Hope I didn't scare you - it is a great floor and you learn ALOT. No floor is easy when you are a new grad. I went to it with 2 years of PCU experience - and I loved it.
- 0Mar 25, '11 by ŽNurseIf it helps; In California, the mandatory ratio of RN to Stepdown patient is 1:3. In the past, I've worked in an ICU stepdown unit with post cardiac, level II trauma, and your obligatory sepsis, DKA and ETOH'rs that were supposed to be more "stable" vents and what-have-you.
A vented patient's alarms cannot be put off like a call light for the bathroom.
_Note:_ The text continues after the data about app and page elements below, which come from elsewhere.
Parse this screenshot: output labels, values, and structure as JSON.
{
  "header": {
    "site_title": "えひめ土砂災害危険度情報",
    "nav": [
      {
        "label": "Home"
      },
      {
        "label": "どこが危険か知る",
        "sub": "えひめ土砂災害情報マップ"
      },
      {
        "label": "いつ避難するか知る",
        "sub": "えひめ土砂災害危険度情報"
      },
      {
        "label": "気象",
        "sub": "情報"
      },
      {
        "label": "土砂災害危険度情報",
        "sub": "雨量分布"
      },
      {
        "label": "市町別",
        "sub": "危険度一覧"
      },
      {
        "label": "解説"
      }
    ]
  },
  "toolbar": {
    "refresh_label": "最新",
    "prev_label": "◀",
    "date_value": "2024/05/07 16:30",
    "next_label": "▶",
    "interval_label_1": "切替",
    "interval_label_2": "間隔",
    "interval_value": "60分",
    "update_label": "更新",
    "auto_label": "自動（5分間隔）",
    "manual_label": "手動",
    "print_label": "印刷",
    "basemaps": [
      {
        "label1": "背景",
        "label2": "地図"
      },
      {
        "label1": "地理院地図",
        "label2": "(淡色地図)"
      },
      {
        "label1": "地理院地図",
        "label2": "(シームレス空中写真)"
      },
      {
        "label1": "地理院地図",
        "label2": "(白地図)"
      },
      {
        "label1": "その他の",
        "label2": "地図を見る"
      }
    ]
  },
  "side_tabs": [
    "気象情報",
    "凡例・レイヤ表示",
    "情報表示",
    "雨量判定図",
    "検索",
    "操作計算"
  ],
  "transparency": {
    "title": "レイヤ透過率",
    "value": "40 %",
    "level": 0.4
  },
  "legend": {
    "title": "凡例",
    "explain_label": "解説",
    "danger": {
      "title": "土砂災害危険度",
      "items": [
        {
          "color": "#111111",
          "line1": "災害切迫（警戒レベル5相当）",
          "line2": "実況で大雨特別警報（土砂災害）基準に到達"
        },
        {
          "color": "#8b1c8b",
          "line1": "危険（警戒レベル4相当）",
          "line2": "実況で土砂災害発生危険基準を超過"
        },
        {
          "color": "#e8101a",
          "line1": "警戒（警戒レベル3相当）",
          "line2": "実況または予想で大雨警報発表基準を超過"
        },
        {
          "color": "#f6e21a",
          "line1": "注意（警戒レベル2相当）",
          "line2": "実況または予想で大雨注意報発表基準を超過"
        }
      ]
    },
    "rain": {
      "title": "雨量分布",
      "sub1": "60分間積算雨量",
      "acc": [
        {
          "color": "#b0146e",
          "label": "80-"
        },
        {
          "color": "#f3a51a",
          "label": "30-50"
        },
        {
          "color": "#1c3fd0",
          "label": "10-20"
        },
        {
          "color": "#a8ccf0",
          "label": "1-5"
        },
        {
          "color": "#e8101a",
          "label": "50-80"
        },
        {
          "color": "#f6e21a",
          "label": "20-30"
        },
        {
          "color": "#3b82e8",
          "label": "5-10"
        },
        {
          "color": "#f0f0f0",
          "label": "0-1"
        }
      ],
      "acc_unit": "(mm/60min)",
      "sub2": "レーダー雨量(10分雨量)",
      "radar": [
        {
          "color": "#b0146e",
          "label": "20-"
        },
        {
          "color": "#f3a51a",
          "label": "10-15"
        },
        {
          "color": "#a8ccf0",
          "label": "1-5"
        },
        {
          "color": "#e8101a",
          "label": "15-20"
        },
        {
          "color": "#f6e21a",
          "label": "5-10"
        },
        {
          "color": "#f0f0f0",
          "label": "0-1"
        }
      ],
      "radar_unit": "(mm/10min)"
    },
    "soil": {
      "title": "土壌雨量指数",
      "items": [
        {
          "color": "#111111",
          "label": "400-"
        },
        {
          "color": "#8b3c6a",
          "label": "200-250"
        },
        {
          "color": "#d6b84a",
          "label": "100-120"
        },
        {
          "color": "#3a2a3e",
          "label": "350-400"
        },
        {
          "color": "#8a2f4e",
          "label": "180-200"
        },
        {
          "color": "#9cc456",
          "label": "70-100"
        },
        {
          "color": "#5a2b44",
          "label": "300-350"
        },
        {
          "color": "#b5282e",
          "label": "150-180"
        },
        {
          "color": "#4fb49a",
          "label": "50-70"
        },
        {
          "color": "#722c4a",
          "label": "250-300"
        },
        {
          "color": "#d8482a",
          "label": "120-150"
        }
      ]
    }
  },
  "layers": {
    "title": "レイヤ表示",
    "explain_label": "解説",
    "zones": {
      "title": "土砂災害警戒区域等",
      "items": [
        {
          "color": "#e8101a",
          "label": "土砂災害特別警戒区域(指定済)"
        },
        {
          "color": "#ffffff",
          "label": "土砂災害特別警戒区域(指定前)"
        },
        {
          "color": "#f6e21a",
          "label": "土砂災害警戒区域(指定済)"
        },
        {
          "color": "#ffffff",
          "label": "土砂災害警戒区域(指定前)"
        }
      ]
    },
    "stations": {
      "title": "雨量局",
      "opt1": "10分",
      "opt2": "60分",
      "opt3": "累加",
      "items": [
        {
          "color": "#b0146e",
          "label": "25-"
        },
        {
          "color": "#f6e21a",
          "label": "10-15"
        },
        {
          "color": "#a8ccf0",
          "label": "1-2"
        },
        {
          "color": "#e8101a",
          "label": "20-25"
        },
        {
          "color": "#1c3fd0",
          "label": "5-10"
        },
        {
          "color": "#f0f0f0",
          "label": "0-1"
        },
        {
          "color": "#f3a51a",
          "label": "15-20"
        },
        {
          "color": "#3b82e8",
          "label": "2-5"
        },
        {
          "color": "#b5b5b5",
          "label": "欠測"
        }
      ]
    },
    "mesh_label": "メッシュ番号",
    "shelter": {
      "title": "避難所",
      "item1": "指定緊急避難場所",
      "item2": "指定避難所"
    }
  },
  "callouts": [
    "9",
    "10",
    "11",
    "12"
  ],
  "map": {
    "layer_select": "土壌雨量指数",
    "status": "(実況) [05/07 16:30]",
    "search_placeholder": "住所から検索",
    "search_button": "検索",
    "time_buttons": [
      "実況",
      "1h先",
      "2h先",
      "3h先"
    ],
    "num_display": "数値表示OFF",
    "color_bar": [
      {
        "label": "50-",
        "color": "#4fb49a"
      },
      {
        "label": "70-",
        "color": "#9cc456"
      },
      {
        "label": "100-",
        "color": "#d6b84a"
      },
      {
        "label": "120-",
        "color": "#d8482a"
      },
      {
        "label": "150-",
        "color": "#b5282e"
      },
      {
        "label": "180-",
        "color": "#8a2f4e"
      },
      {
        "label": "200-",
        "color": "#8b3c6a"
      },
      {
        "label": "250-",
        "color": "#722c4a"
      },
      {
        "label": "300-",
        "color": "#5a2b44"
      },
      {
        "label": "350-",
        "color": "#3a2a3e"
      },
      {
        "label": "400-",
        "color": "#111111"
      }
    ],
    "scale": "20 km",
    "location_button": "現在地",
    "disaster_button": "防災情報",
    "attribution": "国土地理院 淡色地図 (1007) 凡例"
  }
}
If you add hourly blood sugar checks and insulin drip titration, a delicate drip titration on a gorked-out ETOH'r, a need to address a CVP of 1 in a septic patient, a sheath-pull on a post-op heart cath and the vent alarming in the other room...... Things can get hairy very quickly.
The trick is to know what management expects of the nursing staff. If you find out that they make every attempt possible to prevent the scenario that I gave above, then 5:1 can be do-able. If they cannot state what their parameters are for acuity purposes, then do not put yourself in that environment.
It is so critical to be able to see....then understand....then act with increasingly quicker response times as a new grad. If you are constantly drowning, you're really not cementing the lesson for further use like you could otherwise.
- 0Apr 2, '11 by aCRNAhopefulI think a 5:1 assignment is ridiculous and unsafe. I work at a small cvicu and occasionally I take 3:1 assignment of step down acuity pts. Just the other day I had 1 pt on heparin gtt who was constantly on his call light, a confused pod1 cabg who's pressure was tanking and while I'm waiting on the doc to call me about that pts bp I check my post cath pts groin to find a huge hematoma with blood everywhere. Ur telling me some places do 5:1?? Unsafe.
- 0Apr 5, '11 by songgirlI agree, 5-1 can be done if everything is perfect. But so much can go wrong. CBG patients often go into Afib post op, confussed patients can tie up your time when something serious is happening out there on the monitors...is there a monitor tech or are you going to be watching monitors yourself? You are responsible and the one who has to take care of the problems that come up.
As a former travel nurse I saw 5-1 and it made me retire! As a staff nurse I felt safe with 3-1. Good Luck to you!